■ WORK ORDER: A complete answer lists every line of the entries below where the string "value" appears.

Website and app data records
________________________________________
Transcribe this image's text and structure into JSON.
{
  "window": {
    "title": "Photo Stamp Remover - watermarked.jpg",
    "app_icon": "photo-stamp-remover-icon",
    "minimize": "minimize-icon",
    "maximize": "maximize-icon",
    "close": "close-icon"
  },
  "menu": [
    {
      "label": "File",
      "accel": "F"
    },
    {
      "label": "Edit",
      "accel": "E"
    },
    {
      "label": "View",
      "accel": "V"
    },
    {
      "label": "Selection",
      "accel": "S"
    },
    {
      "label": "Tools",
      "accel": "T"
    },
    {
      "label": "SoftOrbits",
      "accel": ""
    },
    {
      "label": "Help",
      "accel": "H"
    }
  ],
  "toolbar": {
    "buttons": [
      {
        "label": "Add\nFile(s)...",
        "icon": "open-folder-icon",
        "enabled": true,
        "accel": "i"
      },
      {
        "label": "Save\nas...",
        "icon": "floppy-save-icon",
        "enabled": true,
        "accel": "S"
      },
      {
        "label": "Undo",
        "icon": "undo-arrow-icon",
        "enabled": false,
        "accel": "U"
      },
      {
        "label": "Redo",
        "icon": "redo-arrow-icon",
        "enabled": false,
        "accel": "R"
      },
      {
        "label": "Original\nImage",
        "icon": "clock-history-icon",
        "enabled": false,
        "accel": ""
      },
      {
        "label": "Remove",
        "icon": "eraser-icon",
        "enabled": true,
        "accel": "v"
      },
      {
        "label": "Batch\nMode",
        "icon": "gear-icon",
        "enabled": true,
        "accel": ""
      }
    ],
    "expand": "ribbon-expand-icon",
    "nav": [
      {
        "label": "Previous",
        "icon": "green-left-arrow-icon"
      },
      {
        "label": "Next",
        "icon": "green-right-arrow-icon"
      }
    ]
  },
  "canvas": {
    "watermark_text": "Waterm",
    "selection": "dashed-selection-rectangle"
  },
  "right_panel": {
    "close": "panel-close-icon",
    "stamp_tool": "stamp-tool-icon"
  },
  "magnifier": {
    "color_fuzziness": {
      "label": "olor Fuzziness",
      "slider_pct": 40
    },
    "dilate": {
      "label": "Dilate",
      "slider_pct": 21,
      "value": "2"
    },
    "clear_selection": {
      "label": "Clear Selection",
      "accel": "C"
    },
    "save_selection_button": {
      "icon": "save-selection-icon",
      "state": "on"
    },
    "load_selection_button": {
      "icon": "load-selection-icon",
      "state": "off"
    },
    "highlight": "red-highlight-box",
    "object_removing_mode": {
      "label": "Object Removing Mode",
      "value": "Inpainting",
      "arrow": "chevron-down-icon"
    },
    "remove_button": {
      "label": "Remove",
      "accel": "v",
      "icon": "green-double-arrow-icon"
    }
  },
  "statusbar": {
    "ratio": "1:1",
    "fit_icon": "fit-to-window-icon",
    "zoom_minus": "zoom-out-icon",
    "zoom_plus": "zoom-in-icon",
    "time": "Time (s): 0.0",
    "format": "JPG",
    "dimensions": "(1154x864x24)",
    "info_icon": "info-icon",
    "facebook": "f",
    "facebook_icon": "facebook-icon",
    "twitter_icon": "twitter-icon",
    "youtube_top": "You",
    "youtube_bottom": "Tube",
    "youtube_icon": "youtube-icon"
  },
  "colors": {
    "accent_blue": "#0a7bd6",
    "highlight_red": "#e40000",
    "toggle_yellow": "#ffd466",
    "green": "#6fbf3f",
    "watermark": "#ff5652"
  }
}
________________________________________
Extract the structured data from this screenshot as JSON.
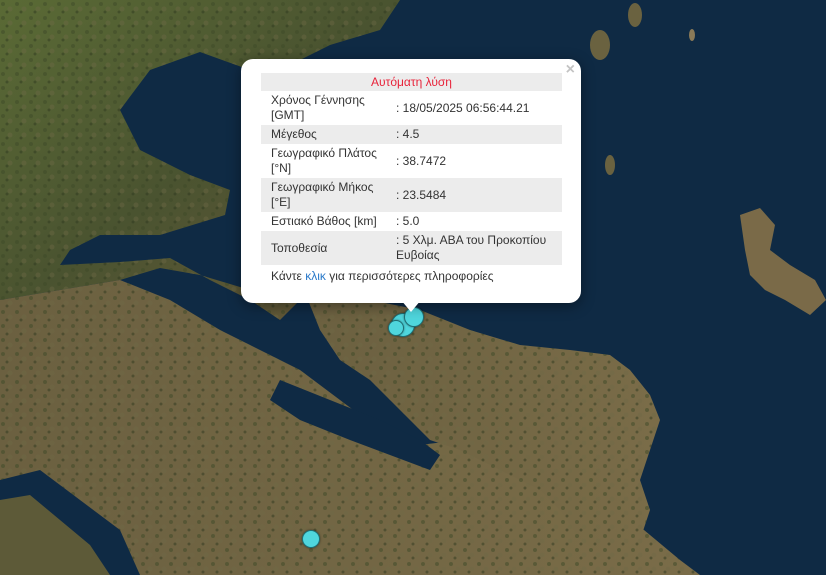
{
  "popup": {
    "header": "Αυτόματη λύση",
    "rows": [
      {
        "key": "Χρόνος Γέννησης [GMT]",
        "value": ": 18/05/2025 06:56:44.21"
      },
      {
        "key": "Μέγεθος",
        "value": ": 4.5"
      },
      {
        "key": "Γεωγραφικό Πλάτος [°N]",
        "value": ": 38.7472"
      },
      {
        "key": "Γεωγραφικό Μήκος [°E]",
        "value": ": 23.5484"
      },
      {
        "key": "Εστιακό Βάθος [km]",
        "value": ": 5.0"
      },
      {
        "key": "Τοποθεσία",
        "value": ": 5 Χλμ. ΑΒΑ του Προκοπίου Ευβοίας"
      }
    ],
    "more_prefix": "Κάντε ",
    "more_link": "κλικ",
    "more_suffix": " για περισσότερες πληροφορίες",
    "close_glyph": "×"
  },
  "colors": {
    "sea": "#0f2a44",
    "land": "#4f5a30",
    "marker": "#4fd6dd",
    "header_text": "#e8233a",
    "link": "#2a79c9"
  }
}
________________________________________
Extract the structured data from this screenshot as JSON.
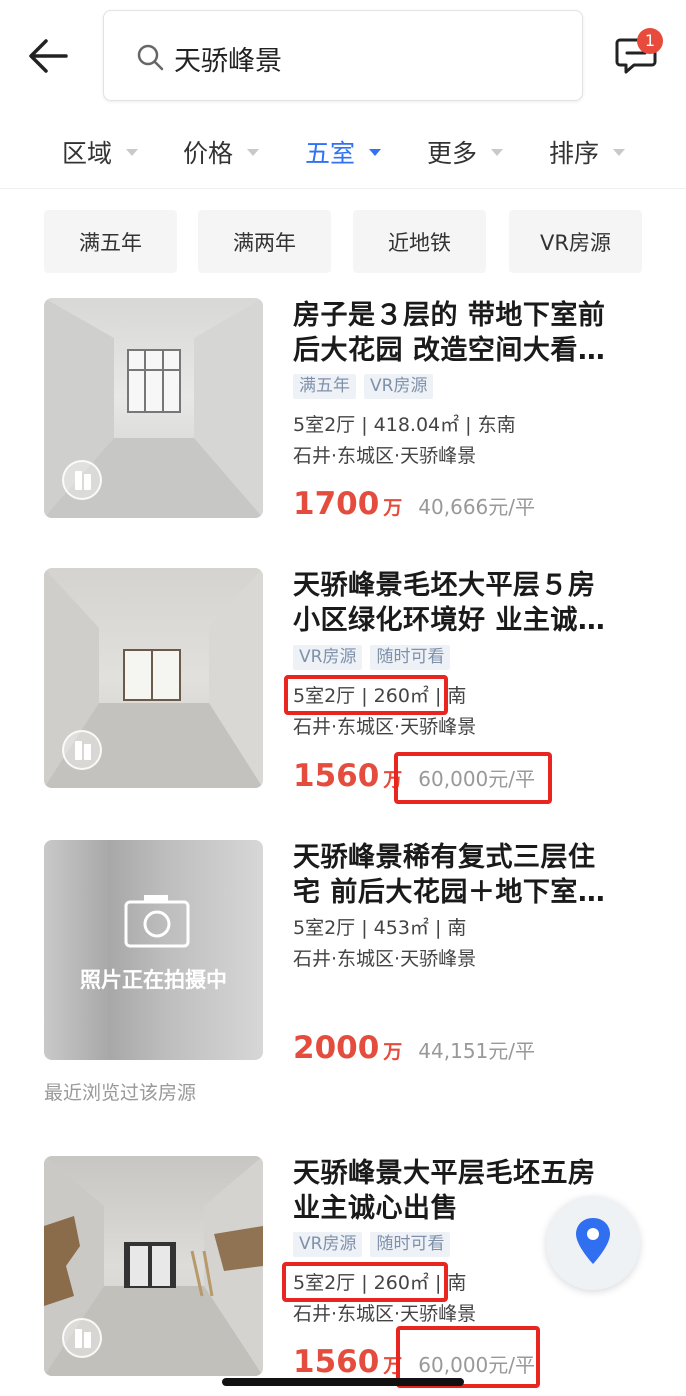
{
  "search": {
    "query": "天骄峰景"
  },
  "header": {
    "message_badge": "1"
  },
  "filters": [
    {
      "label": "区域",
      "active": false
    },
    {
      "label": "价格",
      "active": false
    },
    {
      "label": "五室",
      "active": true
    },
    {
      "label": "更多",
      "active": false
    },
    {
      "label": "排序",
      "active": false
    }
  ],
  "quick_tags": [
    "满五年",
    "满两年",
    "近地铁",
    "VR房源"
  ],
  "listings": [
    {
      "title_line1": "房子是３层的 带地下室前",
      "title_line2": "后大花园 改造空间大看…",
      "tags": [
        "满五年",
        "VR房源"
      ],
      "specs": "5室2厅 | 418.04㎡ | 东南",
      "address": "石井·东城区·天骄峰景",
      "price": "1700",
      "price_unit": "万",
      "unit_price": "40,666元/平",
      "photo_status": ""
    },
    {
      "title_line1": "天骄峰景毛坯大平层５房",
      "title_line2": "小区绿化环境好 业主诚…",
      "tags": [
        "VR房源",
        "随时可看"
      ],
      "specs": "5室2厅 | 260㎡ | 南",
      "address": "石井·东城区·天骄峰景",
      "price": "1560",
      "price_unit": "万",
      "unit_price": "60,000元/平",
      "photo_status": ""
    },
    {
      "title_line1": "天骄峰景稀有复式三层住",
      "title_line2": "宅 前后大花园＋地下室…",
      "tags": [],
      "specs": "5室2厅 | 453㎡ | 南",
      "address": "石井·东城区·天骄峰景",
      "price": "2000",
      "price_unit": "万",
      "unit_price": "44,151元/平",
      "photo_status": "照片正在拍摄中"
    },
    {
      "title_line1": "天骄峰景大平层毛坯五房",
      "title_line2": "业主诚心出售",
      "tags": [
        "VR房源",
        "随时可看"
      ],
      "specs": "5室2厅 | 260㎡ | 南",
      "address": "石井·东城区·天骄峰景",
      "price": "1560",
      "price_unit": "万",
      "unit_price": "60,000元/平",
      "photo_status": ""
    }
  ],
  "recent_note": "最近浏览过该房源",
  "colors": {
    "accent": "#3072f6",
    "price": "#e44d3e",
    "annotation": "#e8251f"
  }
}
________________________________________
■ ANSWER AREA:
      "value": "2"
      "value": "Inpainting",
        "value": ": 18/05/2025 06:56:44.21"
        "value": ": 4.5"
        "value": ": 38.7472"
        "value": ": 23.5484"
        "value": ": 5.0"
        "value": ": 5 Χλμ. ΑΒΑ του Προκοπίου Ευβοίας"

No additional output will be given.